Image: Scott Dalton for The New York Times
Richard Burdett pedaling through Bogotá, Colombia, yesterday. He is visiting 18 cities that will be the subject of the architecture exhibition of the Venice Biennale this fall.
Copyright 2006 The New York Times Company
Yesterday's New York Times featured an article on Richard Burdett's upcoming exhibit on cities at the Venice Bienalle. Burdett is adviser to Ken Livingston (mayor of London). From the article:
"Is it possible to make new civic centers, new housing, which make people's lives hell?" he asked, speaking by telephone.
"The answer is yes," he answered. "Flip that around and ask, if that's the case, can you design squares, streets, buildings that can provide the possibility of a more integrated society?"
Mr. Burdett's topic, which five years ago might have been a gently heated discussion among colleagues, is now a global flashpoint. Cities are terrorist targets - New York, London, Madrid. Cities are the staging grounds for riots, Paris most recently. And cities everywhere are magnets for immigration, welcome or not. According to population projections, 75 percent of all people will live in a few dozen cities by 2030...
Mr. Burdett said that his exhibition and its conclusions will be political as well as architectural and the work of a planner.
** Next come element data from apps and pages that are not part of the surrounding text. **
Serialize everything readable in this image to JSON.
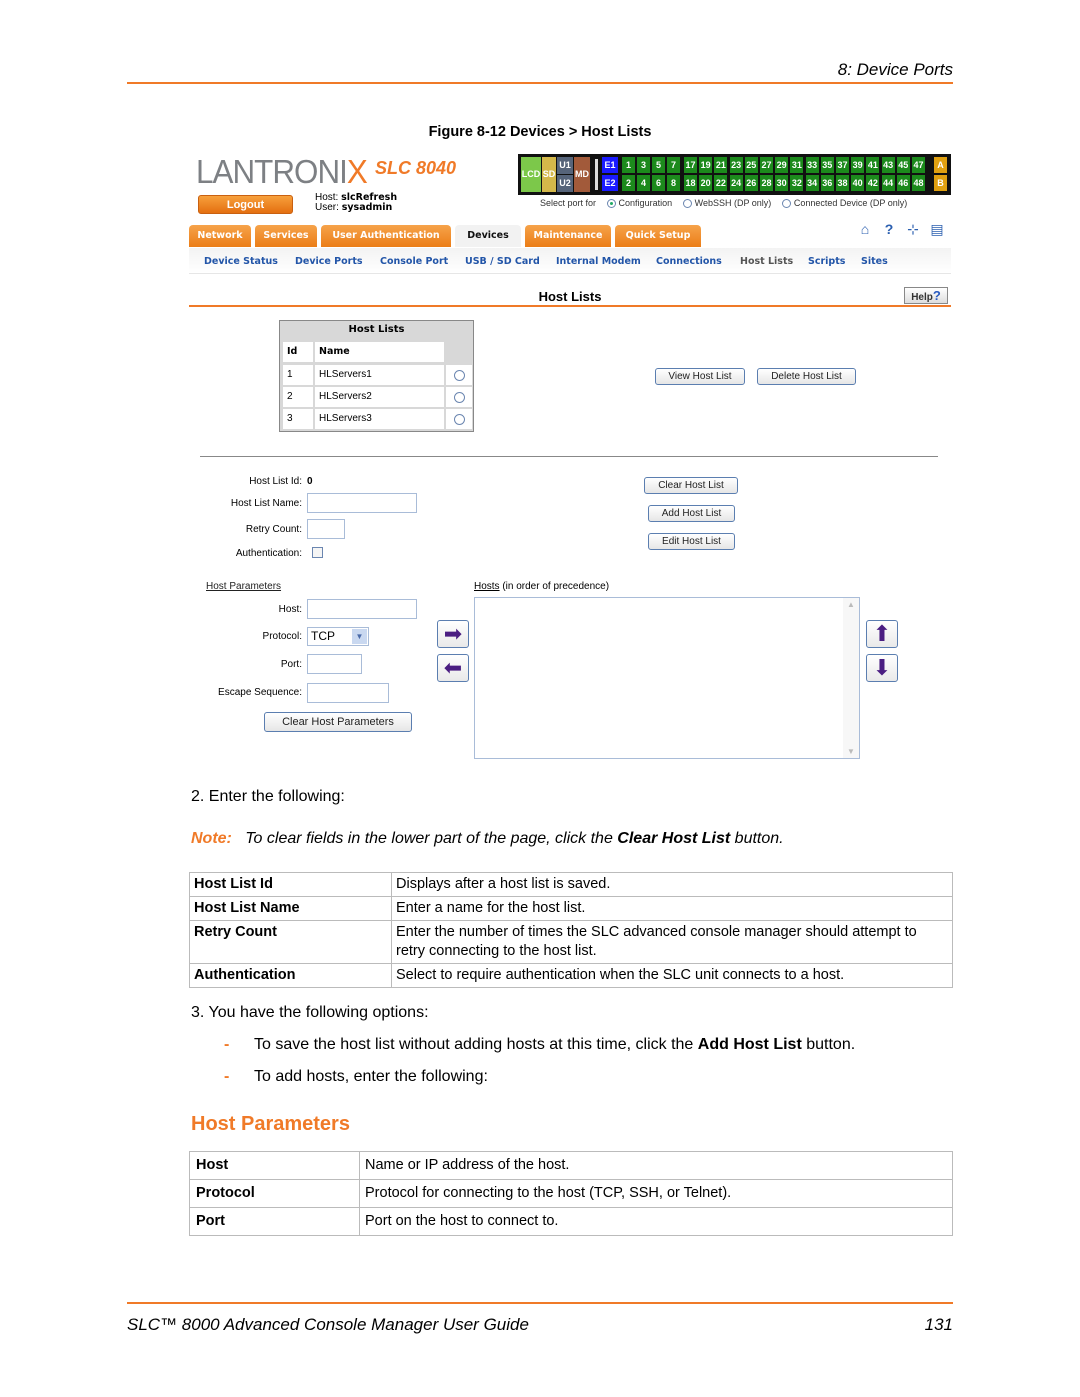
{
  "header": {
    "chapter": "8: Device Ports"
  },
  "figure": {
    "caption": "Figure 8-12  Devices > Host Lists"
  },
  "ui": {
    "logo": {
      "text_main": "LANTRONI",
      "text_x": "X",
      "model": "SLC 8040"
    },
    "logout_label": "Logout",
    "host_label": "Host:",
    "host_value": "slcRefresh",
    "user_label": "User:",
    "user_value": "sysadmin",
    "ports": {
      "left_blocks": [
        "LCD",
        "SD",
        "U1",
        "U2",
        "MD"
      ],
      "e_labels": [
        "E1",
        "E2"
      ],
      "top_row": [
        "1",
        "3",
        "5",
        "7",
        "17",
        "19",
        "21",
        "23",
        "25",
        "27",
        "29",
        "31",
        "33",
        "35",
        "37",
        "39",
        "41",
        "43",
        "45",
        "47"
      ],
      "bottom_row": [
        "2",
        "4",
        "6",
        "8",
        "18",
        "20",
        "22",
        "24",
        "26",
        "28",
        "30",
        "32",
        "34",
        "36",
        "38",
        "40",
        "42",
        "44",
        "46",
        "48"
      ],
      "ab": [
        "A",
        "B"
      ],
      "colors": {
        "lcd": "#7cc84a",
        "sd": "#d4b84a",
        "u": "#56647a",
        "md": "#a25a3a",
        "e": "#1a1aff",
        "port": "#1c8a1c",
        "ab": "#e0a010"
      }
    },
    "select_port": {
      "label": "Select port for",
      "options": [
        "Configuration",
        "WebSSH (DP only)",
        "Connected Device (DP only)"
      ],
      "selected": "Configuration"
    },
    "tabs": [
      "Network",
      "Services",
      "User Authentication",
      "Devices",
      "Maintenance",
      "Quick Setup"
    ],
    "active_tab": "Devices",
    "tool_icons": [
      "home-icon",
      "help-icon",
      "sitemap-icon",
      "log-icon"
    ],
    "subnav": [
      "Device Status",
      "Device Ports",
      "Console Port",
      "USB / SD Card",
      "Internal Modem",
      "Connections",
      "Host Lists",
      "Scripts",
      "Sites"
    ],
    "active_subnav": "Host Lists",
    "page_title": "Host Lists",
    "help_label": "Help",
    "host_lists_table": {
      "title": "Host Lists",
      "columns": [
        "Id",
        "Name"
      ],
      "rows": [
        {
          "id": "1",
          "name": "HLServers1"
        },
        {
          "id": "2",
          "name": "HLServers2"
        },
        {
          "id": "3",
          "name": "HLServers3"
        }
      ]
    },
    "view_btn": "View Host List",
    "delete_btn": "Delete Host List",
    "form": {
      "host_list_id_label": "Host List Id:",
      "host_list_id_value": "0",
      "host_list_name_label": "Host List Name:",
      "host_list_name_value": "",
      "retry_count_label": "Retry Count:",
      "retry_count_value": "",
      "authentication_label": "Authentication:",
      "authentication_checked": false
    },
    "clear_host_list_btn": "Clear Host List",
    "add_host_list_btn": "Add Host List",
    "edit_host_list_btn": "Edit Host List",
    "host_params_link": "Host Parameters",
    "hosts_link": "Hosts",
    "hosts_suffix": " (in order of precedence)",
    "params": {
      "host_label": "Host:",
      "host_value": "",
      "protocol_label": "Protocol:",
      "protocol_value": "TCP",
      "port_label": "Port:",
      "port_value": "",
      "escape_label": "Escape Sequence:",
      "escape_value": ""
    },
    "clear_params_btn": "Clear Host Parameters",
    "hosts_list": []
  },
  "doc": {
    "step2": "2.   Enter the following:",
    "note_label": "Note:",
    "note_text_pre": "To clear fields in the lower part of the page, click the ",
    "note_bold": "Clear Host List",
    "note_text_post": " button.",
    "table1": [
      {
        "key": "Host List Id",
        "value": "Displays after a host list is saved."
      },
      {
        "key": "Host List Name",
        "value": "Enter a name for the host list."
      },
      {
        "key": "Retry Count",
        "value": "Enter the number of times the SLC advanced console manager should attempt to retry connecting to the host list."
      },
      {
        "key": "Authentication",
        "value": "Select to require authentication when the SLC unit connects to a host."
      }
    ],
    "step3": "3.   You have the following options:",
    "bullet1_pre": "To save the host list without adding hosts at this time, click the ",
    "bullet1_bold": "Add Host List",
    "bullet1_post": " button.",
    "bullet2": "To add hosts, enter the following:",
    "bullet_char": "-",
    "section_title": "Host Parameters",
    "table2": [
      {
        "key": "Host",
        "value": "Name or IP address of the host."
      },
      {
        "key": "Protocol",
        "value": "Protocol for connecting to the host (TCP, SSH, or Telnet)."
      },
      {
        "key": "Port",
        "value": "Port on the host to connect to."
      }
    ]
  },
  "footer": {
    "title": "SLC™ 8000 Advanced Console Manager User Guide",
    "page": "131"
  }
}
"I don't think you can talk about issues that matter, in the design of cities, without talking about which political system delivers the better quality of life," he said. "Does democracy work? There are many models of civic intervention."
And in his travels to date, which system seems to be the winner?
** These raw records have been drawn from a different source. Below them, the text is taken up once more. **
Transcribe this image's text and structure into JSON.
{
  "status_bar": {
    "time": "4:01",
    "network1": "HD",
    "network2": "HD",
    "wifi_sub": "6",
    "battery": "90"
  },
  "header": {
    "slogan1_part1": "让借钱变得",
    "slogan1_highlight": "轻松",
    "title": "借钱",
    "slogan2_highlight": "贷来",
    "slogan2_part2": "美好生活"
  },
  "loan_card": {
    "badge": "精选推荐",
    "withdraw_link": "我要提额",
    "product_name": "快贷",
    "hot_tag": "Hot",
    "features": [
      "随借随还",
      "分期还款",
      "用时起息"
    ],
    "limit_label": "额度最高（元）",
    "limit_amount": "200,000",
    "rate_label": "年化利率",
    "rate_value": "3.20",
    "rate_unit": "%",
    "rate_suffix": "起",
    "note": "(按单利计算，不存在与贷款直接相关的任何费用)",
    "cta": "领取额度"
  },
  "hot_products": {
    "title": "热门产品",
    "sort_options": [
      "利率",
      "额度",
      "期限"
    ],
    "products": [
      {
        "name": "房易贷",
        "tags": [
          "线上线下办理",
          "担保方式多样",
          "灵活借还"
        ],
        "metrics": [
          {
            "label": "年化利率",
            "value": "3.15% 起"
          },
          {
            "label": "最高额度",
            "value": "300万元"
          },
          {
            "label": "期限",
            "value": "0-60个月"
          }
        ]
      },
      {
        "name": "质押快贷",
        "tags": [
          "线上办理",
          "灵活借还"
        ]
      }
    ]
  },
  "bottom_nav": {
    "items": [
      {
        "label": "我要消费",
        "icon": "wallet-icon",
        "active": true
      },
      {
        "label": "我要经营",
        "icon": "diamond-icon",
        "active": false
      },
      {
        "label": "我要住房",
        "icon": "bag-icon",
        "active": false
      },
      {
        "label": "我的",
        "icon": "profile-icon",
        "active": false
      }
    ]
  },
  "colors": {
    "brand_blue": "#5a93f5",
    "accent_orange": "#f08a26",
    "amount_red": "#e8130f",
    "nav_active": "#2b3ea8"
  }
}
"On the 6th of September, I will tell you," he said."
I'd like to have seen Metro Manila on Burdett's list but then we share the plight of Joburg, Caracas, Sao Paolo and the other megacities.
A description from the Vienna Bienalle site:
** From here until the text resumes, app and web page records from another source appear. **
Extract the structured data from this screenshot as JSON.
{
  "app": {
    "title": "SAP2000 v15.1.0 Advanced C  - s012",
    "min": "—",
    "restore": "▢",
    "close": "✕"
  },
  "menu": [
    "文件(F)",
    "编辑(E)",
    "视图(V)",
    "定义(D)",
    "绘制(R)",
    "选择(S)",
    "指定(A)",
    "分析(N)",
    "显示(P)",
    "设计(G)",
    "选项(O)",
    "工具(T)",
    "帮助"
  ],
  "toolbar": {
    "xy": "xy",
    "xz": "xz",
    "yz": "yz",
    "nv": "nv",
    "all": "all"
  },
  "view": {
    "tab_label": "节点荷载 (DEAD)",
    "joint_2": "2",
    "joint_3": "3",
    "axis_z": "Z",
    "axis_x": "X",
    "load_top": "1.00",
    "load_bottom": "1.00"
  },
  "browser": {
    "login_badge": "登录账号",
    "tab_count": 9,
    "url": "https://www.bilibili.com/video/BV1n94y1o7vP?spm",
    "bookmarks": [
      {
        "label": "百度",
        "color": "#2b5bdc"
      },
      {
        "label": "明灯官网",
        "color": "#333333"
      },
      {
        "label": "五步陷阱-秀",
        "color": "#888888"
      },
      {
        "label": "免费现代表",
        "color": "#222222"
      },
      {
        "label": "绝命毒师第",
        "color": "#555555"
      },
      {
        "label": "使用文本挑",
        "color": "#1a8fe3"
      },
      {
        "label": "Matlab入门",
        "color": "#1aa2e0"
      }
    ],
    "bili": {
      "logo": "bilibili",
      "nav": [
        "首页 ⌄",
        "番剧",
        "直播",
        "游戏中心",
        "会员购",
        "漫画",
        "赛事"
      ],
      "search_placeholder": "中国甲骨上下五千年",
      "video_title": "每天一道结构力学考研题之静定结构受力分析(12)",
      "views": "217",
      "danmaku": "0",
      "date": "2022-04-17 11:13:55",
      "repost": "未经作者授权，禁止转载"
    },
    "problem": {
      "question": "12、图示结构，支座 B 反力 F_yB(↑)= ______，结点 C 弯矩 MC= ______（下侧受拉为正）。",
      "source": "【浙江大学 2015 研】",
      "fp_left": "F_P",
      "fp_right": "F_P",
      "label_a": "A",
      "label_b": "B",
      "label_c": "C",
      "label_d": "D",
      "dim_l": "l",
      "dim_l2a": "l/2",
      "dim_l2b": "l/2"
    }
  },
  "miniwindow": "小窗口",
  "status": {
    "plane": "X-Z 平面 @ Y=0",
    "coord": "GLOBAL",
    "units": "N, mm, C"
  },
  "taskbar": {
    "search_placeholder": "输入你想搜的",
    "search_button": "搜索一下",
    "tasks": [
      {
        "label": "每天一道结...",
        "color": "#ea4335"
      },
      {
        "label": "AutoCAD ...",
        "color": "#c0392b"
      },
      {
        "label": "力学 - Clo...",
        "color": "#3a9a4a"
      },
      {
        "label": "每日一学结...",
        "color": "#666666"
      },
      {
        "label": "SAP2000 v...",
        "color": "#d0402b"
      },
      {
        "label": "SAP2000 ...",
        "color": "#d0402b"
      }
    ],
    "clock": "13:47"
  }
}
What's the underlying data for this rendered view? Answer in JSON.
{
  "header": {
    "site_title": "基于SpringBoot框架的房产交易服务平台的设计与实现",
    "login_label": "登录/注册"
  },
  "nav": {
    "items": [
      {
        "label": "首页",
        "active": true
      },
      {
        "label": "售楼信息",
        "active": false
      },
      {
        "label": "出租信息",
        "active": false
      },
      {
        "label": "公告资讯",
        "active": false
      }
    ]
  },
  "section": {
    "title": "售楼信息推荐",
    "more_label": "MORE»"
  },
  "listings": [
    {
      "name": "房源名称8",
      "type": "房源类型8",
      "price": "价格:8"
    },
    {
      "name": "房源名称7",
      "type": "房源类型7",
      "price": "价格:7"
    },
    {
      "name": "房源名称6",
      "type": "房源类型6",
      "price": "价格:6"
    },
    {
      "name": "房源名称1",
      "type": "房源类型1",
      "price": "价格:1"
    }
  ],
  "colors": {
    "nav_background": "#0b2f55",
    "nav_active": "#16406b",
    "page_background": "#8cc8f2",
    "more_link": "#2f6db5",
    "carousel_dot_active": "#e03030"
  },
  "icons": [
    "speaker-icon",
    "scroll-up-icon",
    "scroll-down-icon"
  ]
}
"The exhibition will tackle the key issues facing cities today: from migration and growth, to mobility and sustainable development. It will examine the role of architects and architecture in constructing democratic and sustainable urban environments, and their links to policymaking, governance and social cohesion. The exhibition will feature cities with a global reach, the majority with populations above five million people. It will paint a narrative of urban experiences from four continents across the globe, including Shanghai, Mumbai and Tokyo in Asia; Mexico City, São Paulo and New York in the Americas; Lagos and Johannesburg in Africa; Beirut and Istanbul in the Mediterranean arc; and European cities including London, Berlin and Moscow along with the urban regions of Catalonia, and Northern Italy (Milan, Turin, Genoa). In addition to this international panorama, the 2006 Venice Architecture Biennale will propose a manifesto for Cities of the 21st Century – focussing on the potential of cities to contribute to a more sustainable, democratic and equitable world."